05262017
7-Day Forecast | Currently in Provo

Cougars hope competitive practices are enough to push them past No. 1 Gonzaga

Facebooktwittergoogle_pluspinterestmail

BYU sophomore Eric Mika pushes through the defense in the season-opener against the Princeton Tigers. Mika has a difficult assignment in Thursday night’s game against No. 1 Gonzaga in defending 7-foot-1, 300-pound senior center Przemek Karnowski. (Photo by Rebecca Lane)

The odds are stacked against the Cougars in their Thursday night matchup against No. 1 Gonzaga.

As the top ranked team in the country, the Bulldogs (22-0, 10-0) are easily striding past their opponents with a 23.8 point average scoring margin.

“There is no question in my mind that right now they deserved to be the No. 1 team in the country,” Rose said. “Until somebody beats them, I think they’ll probably stay there.”

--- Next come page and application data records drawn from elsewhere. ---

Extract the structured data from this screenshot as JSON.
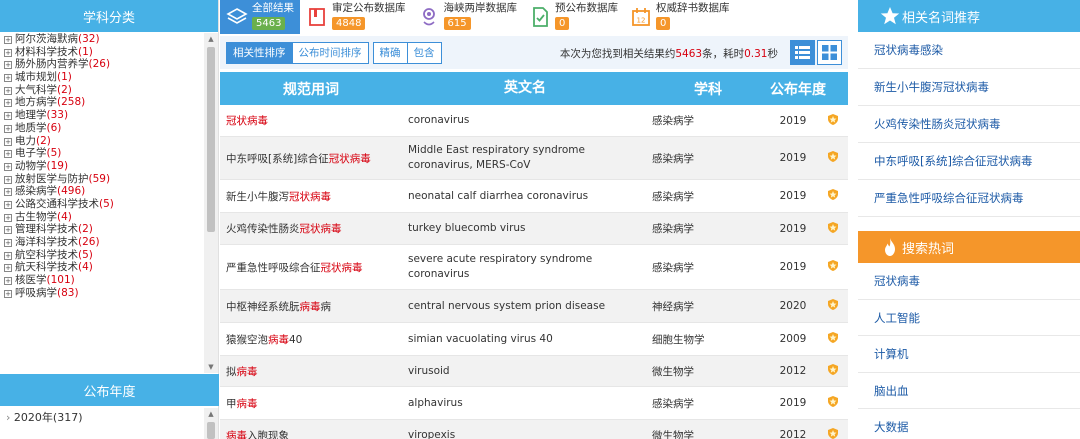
{
  "left": {
    "subject_heading": "学科分类",
    "subjects": [
      {
        "name": "阿尔茨海默病",
        "count": "(32)"
      },
      {
        "name": "材料科学技术",
        "count": "(1)"
      },
      {
        "name": "肠外肠内营养学",
        "count": "(26)"
      },
      {
        "name": "城市规划",
        "count": "(1)"
      },
      {
        "name": "大气科学",
        "count": "(2)"
      },
      {
        "name": "地方病学",
        "count": "(258)"
      },
      {
        "name": "地理学",
        "count": "(33)"
      },
      {
        "name": "地质学",
        "count": "(6)"
      },
      {
        "name": "电力",
        "count": "(2)"
      },
      {
        "name": "电子学",
        "count": "(5)"
      },
      {
        "name": "动物学",
        "count": "(19)"
      },
      {
        "name": "放射医学与防护",
        "count": "(59)"
      },
      {
        "name": "感染病学",
        "count": "(496)"
      },
      {
        "name": "公路交通科学技术",
        "count": "(5)"
      },
      {
        "name": "古生物学",
        "count": "(4)"
      },
      {
        "name": "管理科学技术",
        "count": "(2)"
      },
      {
        "name": "海洋科学技术",
        "count": "(26)"
      },
      {
        "name": "航空科学技术",
        "count": "(5)"
      },
      {
        "name": "航天科学技术",
        "count": "(4)"
      },
      {
        "name": "核医学",
        "count": "(101)"
      },
      {
        "name": "呼吸病学",
        "count": "(83)"
      }
    ],
    "year_heading": "公布年度",
    "years": [
      {
        "name": "2020年",
        "count": "(317)"
      }
    ]
  },
  "dbtabs": [
    {
      "name": "全部结果",
      "count": "5463",
      "badge_color": "#6ab04c",
      "icon": "layers-icon",
      "active": true
    },
    {
      "name": "审定公布数据库",
      "count": "4848",
      "badge_color": "#f5962a",
      "icon": "book-icon",
      "active": false
    },
    {
      "name": "海峡两岸数据库",
      "count": "615",
      "badge_color": "#f5962a",
      "icon": "location-pin-icon",
      "active": false
    },
    {
      "name": "预公布数据库",
      "count": "0",
      "badge_color": "#f5962a",
      "icon": "document-icon",
      "active": false
    },
    {
      "name": "权威辞书数据库",
      "count": "0",
      "badge_color": "#f5962a",
      "icon": "calendar-book-icon",
      "active": false
    }
  ],
  "toolbar": {
    "sort_relevance": "相关性排序",
    "sort_time": "公布时间排序",
    "exact": "精确",
    "contains": "包含",
    "result_prefix": "本次为您找到相关结果约",
    "result_count": "5463",
    "result_mid": "条，耗时",
    "result_time": "0.31",
    "result_suffix": "秒"
  },
  "table": {
    "headers": {
      "term": "规范用词",
      "english": "英文名",
      "subject": "学科",
      "year": "公布年度"
    },
    "rows": [
      {
        "pre": "",
        "hl": "冠状病毒",
        "post": "",
        "english": "coronavirus",
        "subject": "感染病学",
        "year": "2019"
      },
      {
        "pre": "中东呼吸[系统]综合征",
        "hl": "冠状病毒",
        "post": "",
        "english": "Middle East respiratory syndrome coronavirus, MERS-CoV",
        "subject": "感染病学",
        "year": "2019"
      },
      {
        "pre": "新生小牛腹泻",
        "hl": "冠状病毒",
        "post": "",
        "english": "neonatal calf diarrhea coronavirus",
        "subject": "感染病学",
        "year": "2019"
      },
      {
        "pre": "火鸡传染性肠炎",
        "hl": "冠状病毒",
        "post": "",
        "english": "turkey bluecomb virus",
        "subject": "感染病学",
        "year": "2019"
      },
      {
        "pre": "严重急性呼吸综合征",
        "hl": "冠状病毒",
        "post": "",
        "english": "severe acute respiratory syndrome coronavirus",
        "subject": "感染病学",
        "year": "2019"
      },
      {
        "pre": "中枢神经系统朊",
        "hl": "病毒",
        "post": "病",
        "english": "central nervous system prion disease",
        "subject": "神经病学",
        "year": "2020"
      },
      {
        "pre": "猿猴空泡",
        "hl": "病毒",
        "post": "40",
        "english": "simian vacuolating virus 40",
        "subject": "细胞生物学",
        "year": "2009"
      },
      {
        "pre": "拟",
        "hl": "病毒",
        "post": "",
        "english": "virusoid",
        "subject": "微生物学",
        "year": "2012"
      },
      {
        "pre": "甲",
        "hl": "病毒",
        "post": "",
        "english": "alphavirus",
        "subject": "感染病学",
        "year": "2019"
      },
      {
        "pre": "",
        "hl": "病毒",
        "post": "入胞现象",
        "english": "viropexis",
        "subject": "微生物学",
        "year": "2012"
      }
    ]
  },
  "right": {
    "related_heading": "相关名词推荐",
    "related": [
      "冠状病毒感染",
      "新生小牛腹泻冠状病毒",
      "火鸡传染性肠炎冠状病毒",
      "中东呼吸[系统]综合征冠状病毒",
      "严重急性呼吸综合征冠状病毒"
    ],
    "hot_heading": "搜索热词",
    "hot": [
      "冠状病毒",
      "人工智能",
      "计算机",
      "脑出血",
      "大数据"
    ]
  },
  "colors": {
    "accent": "#47b1e6",
    "active_blue": "#3d8fd8",
    "highlight_red": "#d7000f",
    "orange": "#f5962a"
  }
}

And now BYU coach Dave Rose is unsure if BYU sophomore Nick Emery will be able to play in Thursday’s conference game. Emery skipped practice on Wednesday because he was sick with “aches and chills.”

“I could see at the end of practice yesterday that he looked to me a little bit tired,” Rose said. “And he’s a kid that never tires. He looked a little bit winded and kind of pale. And today he didn’t look good at all.”

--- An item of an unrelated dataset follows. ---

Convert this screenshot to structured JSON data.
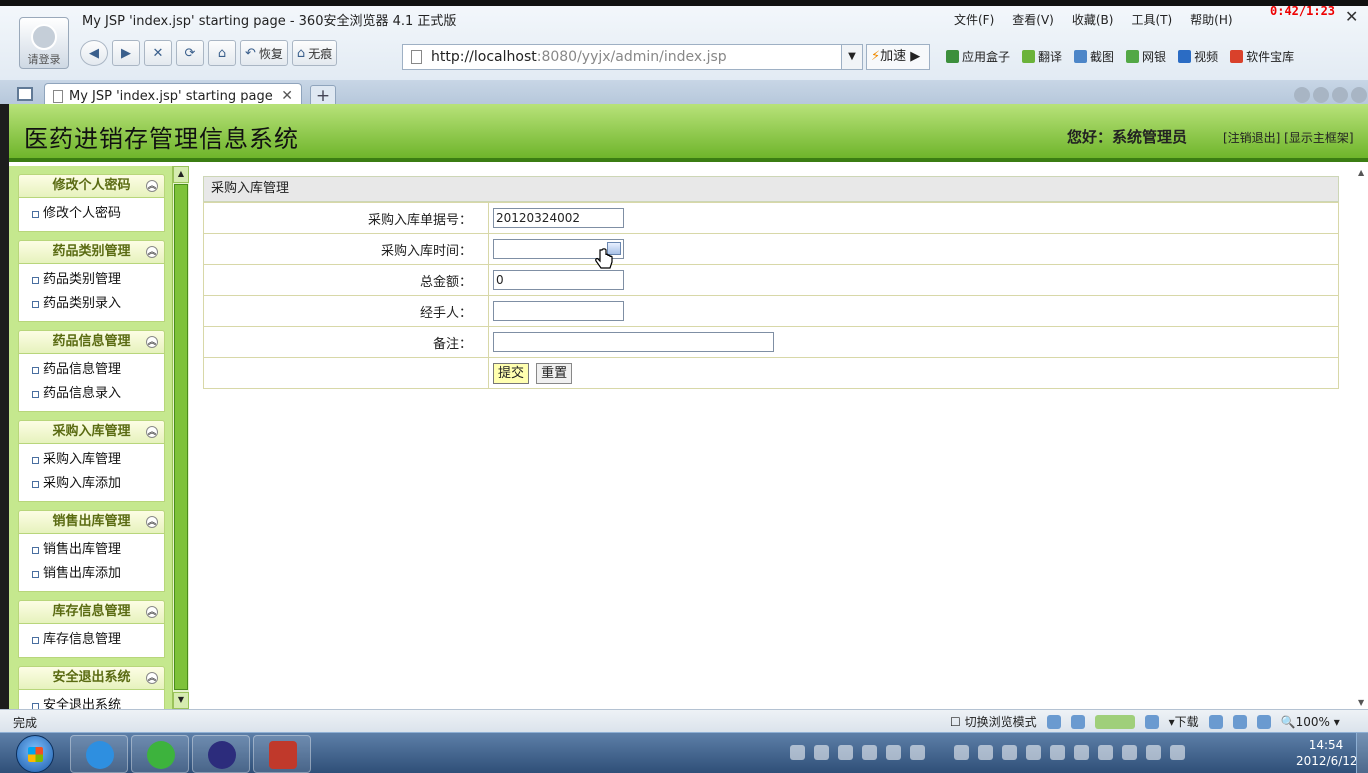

While Emery’s pending playing time against the first No. 1 team to ever play at the Marriott Center will be a game-time decision, BYU (16-7, 7-3) moved forward with aggressive practices.

“(Przemek Karnowski) looks big and everyone says he’s big, but you don’t know how big he is until you have to try and keep him out of the lane or when he ducks in or tries to seal you.” — Eric Mika, BYU sophomore

“(Practice has) been really competitive,” said BYU sophomore Eric Mika. “We’ve gotten up and down the court a lot. We’ve split up the team so that we could really get after each other and help each other get ready mentally and physically for this game.”

Mika has a giant assignment in the West Coast Conference showdown with 7-foot-1, 300-pound senior center Przemek Karnowski, who redshirted last season after undergoing back surgery. Karnowski is the inside core to the Bulldog shooting squad, which has average 51.2 percent from the field this season. He averages 12.5 points and 5.4 rebounds per game.

BYU sophomore Nick Emery missed practice on Wednesday because of sickness. (Photo by Rebecca Lane/UV360)

“He looks big and everyone says he’s big, but you don’t know how big he is until you have to try and keep him out of the lane or when he ducks in or tries to seal you,” Mika said. “He’s big, he’s strong, he’s physical and that’s his game. … And when he does it, he does a heck of a job.”

The 2016–17 has brought a lot of lineup changes for the Bulldogs. While they lost Domantas Sabonis and leading scorer Kyle Wiltjer to the NBA and only returned two starters, three transfers became eligible for the season. Guard Nigel Williams-Goss from Washington, guard Jordan Mathews from Cal, and forward Johnathan Wiliams from Missouri are the transfer athletes leading Gonzaga right now.

“They have some wrinkles, but (Karnowski) makes them very similar to where they’ve been, a big guy down low,” Rose said. … “Those three (transfer) guys bring some really athletic strength and speed that is unique to Gonzaga’s guard line and the front line.”

Despite the changes, Rose says they are a similar Gonzaga team BYU has seen for years.

“Your effort has to be extreme. It has to be unmatched. Hopefully, that’s what we get from our guys. You get a group of guys that get going and you get the crowd behind you and that’s what makes college basketball exciting.” — Dave Rose, BYU basketball coach

“They’ve always got a couple of really standout guys on their front line and in their back court, but this year they’ve got a group of three or four in each place,” Rose said. “They’ve got a couple point guards that can really run their team well. Their depth is tremendous.”

The challenge for the Cougars is figuring out how to disrupt an efficient team with depth, but the coaches have a plan that has included the aggressive practices.

“The most important thing for us is to be able to play within ourselves, attack them and take advantage of opportunities,” Rose said. “We’ve got to really share the ball. Defensively we’ve got to have a really aggressive mindset and make plays on the ball. Your effort has to be extreme. It has to be unmatched. Hopefully, that’s what we get from our guys. You get a group of guys that get going and you get the crowd behind you and that’s what makes college basketball exciting.”

BYU plays Gonzaga on Thursday, Feb. 2, at 9 p.m. at the Marriott Center. The game will be televised live on ESPN2.

Like this story(0)

Leave a Reply

Submit Comment